5 Things New Employees Should Know About 401(k)s

There are many different ways to start saving for retirement. One of the easiest, if you work for a company that offers a 401(k) plan, is to sign up for it and take full advantage of its accompanying benefits. For those who are new to the workforce, using a 401(k) account may take some getting used to; in the paragraphs below, we’ll offer five general guidelines for using a 401(k) effectively.

It’s Smart to Start Saving Early

It’s never too soon to begin saving money for retirement, and as such, it is often prudent to sign up for a company-sponsored 401(k) now rather than later. Before you even begin work at a new job, ask the HR coordinator about the 401(k) options. In many cases, you will be able to sign up on your very first day of the job. In other instances, there may be a probationary period before you are eligible.

Your Employer May Match Contributions

Many employees who offer a 401(k) also offer to match contributions. The catch is that you may have to contribute a certain amount before the match kicks in. If at all possible, you should consider doing this, as failing to make use of the employer match is akin to leaving money on the table.

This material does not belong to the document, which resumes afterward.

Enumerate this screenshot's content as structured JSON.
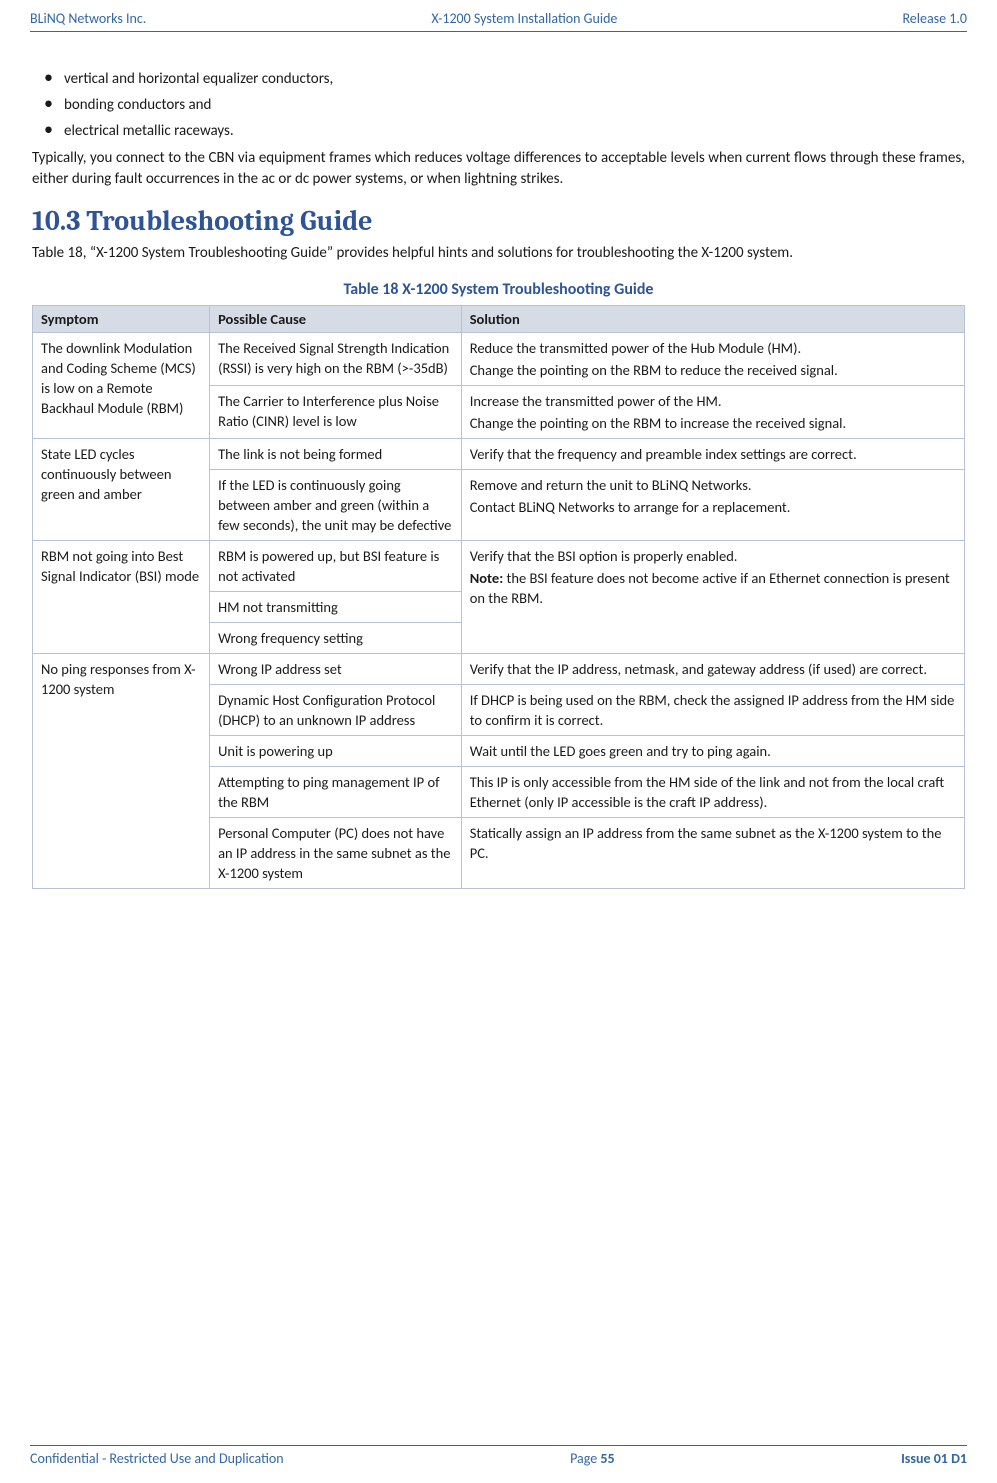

You Can Allocate Funds in Various Ways

Not all 401(k)s are created equal, and you will likely have the chance to allocate funds in different ways—including stocks, bonds, international investments, and other asset classes. This can all be a little daunting, especially if you have never invested before, which is why it might make sense to enlist the services of a financial planner.

Your 401(k) Has Tax Implications

How will your 401(k) account impact your taxes? If you have a traditional 401(k), you can lower your annual tax bill by contributing pretax dollars. A Roth 401(k), meanwhile, means the money you contribute is taxed but what you withdraw in your retirement is not.

You Can Roll Over Your 401(k) Funds

An Individual Retirement Account (IRA) offers its own set of pros and cons, and in some cases may be a better fit than a 401(k). You can actually roll over your 401(k) into an IRA, but doing so will require the guidance of investment professionals.

At Stonepath Wealth Management, we can help with 401(k) rollovers and more. Learn more by contacting a member of our team today.

Disclosure: Please be sure to speak to your advisor to carefully consider the differences between your company retirement account and investment in an IRA. These factors include, but are not limited to changes to availability of funds, withdrawals, fund expenses, fees, and IRA required minimum distributions.